The authors studied whether the administration of missing antigens during fetal development confers antigen-specific tolerance. Using the physiological pathway by which maternal immunoglobulins (Igs) are transferred to fetuses through the neonatal Fc receptor (FcRn), they demonstrated Ag-specific immune tolerant progeny in an animal model. Firstly, it was revealed that after the administration of Fc-fused antigens (Fc-fused hemagglutinin [Fc-fused HA]) to pregnant mice (HA-specific T Cell Receptor transgenic mouse model), the progeny generated peripheral antigen-specific regulatory T cells (Tregs), as result of the transplacental delivery of the Fc-fused antigen to the fetal circulation. When this strategy was applied to a preclinical animal model of severe hemophilia A, the transplacental delivery of the Fc-fused immunodominant FVIII domains provided long-lasting tolerance upon FVIII replacement therapy. This study provides a strategy to modulate the T cell repertoire in an Ag-specific manner and generate Tregs that are crucial to achieve immune tolerance. The approach was successfully translated into a mouse model of severe hemophilia A, which may be applicable to other genetic deficiencies. This strategy may provide a development opportunity toward an antigen-specific tolerance in patients with hemophilia A.

Clinical Research Award

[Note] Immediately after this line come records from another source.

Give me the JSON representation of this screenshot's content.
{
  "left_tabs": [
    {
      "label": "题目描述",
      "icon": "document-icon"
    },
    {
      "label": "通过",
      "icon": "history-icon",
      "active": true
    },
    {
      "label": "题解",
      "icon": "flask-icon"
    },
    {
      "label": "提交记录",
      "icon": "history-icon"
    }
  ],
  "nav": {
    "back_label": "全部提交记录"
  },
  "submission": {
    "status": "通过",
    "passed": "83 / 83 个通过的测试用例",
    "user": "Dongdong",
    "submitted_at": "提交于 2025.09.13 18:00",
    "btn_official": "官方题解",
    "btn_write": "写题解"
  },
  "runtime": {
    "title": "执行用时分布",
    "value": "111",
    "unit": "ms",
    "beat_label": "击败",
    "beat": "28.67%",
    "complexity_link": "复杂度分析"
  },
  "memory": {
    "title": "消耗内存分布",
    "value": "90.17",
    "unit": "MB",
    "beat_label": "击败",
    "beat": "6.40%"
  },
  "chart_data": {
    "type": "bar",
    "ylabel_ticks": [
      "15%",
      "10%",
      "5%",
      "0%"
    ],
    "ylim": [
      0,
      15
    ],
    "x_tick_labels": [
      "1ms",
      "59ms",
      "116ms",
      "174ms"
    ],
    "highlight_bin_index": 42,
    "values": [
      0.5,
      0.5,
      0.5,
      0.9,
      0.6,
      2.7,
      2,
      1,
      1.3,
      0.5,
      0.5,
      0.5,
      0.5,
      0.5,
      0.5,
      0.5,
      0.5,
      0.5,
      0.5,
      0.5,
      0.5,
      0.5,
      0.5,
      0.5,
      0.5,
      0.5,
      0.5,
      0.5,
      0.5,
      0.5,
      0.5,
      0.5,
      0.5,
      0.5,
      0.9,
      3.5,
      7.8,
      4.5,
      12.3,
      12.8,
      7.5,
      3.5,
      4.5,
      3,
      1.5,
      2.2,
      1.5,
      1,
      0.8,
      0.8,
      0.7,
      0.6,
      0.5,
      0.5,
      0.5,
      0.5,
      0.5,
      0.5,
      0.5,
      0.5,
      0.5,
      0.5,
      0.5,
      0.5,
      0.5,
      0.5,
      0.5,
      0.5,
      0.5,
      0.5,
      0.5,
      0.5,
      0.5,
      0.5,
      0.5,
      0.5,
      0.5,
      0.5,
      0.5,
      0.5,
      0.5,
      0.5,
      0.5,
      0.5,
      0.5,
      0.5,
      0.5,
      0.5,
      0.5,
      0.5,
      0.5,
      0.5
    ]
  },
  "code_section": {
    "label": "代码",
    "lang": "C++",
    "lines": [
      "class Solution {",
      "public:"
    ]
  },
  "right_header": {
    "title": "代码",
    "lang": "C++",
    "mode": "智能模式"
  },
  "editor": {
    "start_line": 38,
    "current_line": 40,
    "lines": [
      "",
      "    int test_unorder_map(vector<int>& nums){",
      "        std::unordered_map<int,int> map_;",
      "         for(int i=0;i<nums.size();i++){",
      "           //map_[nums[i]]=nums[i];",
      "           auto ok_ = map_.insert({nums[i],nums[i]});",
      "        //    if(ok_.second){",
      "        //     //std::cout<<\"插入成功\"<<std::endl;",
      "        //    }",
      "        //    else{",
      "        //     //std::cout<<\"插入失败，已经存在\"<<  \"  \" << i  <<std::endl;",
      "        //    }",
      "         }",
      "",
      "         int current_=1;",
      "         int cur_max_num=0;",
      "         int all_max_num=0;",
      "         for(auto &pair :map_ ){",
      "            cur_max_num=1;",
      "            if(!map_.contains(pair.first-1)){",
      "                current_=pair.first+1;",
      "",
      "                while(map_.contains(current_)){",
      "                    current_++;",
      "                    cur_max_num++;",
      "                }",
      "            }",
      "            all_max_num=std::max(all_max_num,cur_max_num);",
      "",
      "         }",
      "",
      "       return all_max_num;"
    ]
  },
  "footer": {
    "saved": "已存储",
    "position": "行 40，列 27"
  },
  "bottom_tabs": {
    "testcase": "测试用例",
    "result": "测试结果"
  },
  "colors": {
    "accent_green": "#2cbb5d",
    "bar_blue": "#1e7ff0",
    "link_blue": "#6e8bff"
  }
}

"IDO1 suppresses inhibitor development in hemophilia A treated with factor VIII" (J Clin Invest. 2015;125(10):3766-81) authored by: Davide Matino,  Marco Gargaro, Elena Santagostino, Matteo N.D. Di Minno, Giancarlo Castaman, Massimo Morfini, Angiola Rocino, Maria E. Mancuso, Giovanni Di Minno, Antonio Coppola, Vincenzo N. Talesa,Claudia Volpi, Carmine Vacca,Ciriana Orabona, Rossana Iannitti, Maria G. Mazzucconi, Cristina Santoro, Antonella Tosti, Sara Chiappalupi, Guglielmo Sorci, Giuseppe Tagariello, Donata Belvini, Paolo Radossi, Raffaele Landolfi, Dietmar Fuchs, Louis Boon, Matteo Pirro, Emanuela Marchesini, Ursula Grohmann, Paolo Puccetti, Alfonso Iorio, and Francesca Fallarino.

The authors performed a cross-sectional study in patients with severe hemophilia A, and found a strong correlation between IDO1 functionality (a regulatory enzyme that supports peripheral tolerance in adult life) and inhibitor status. They investigated IDO1 expression and function in response to CpG-ODN (a prototypical danger signal) in patients with F8 mutations, who were either inhibitor positive (n=50) or negative (n=50). The results showed that in a cohort of 100 severe hemophilia A patients, with and without inhibitors —but with F8 mutations resulting in complete absence of endogenous FVIII— there was a strong and statistically significant association between failure to activate IDO1 in response to CpG-ODN and the presence of inhibitors. Thus, 3 6/50 (72%) inhibitor-free patients upregulated IDO1 expression and function in response to CpG-ODN stimulation, whereas only 18/50 (36%) inhibitor-positive patients were capable of upregulating IDO1 under the same stimulation conditions. It was also found that tryptophan metabolites, which resulted from ID01 activity, prevented generation of anti-FVIII antibodies. Additionally, hemophilic mice with a TLR9 agonist suppressed FVIII-specific B cells by a mechanism that involved ID01-dependent induction of regulatory T cells (Treg). This data shows that danger signals sensed by TLRs have an impact on the immune system of hemophilic patients, which, in turn, could affect their ability to regulate immunity through acquired tolerance mechanisms. These findings indicate that a strategy that improves ID01 function might be an option to prevent or eradicate inhibitors in hemophilic patients treated with FVIII proteins.

The application process for the 2017 cycle begins September 1, 2016 and will remain open until May 15, 2017.
More information regarding the Martin Villar Awards at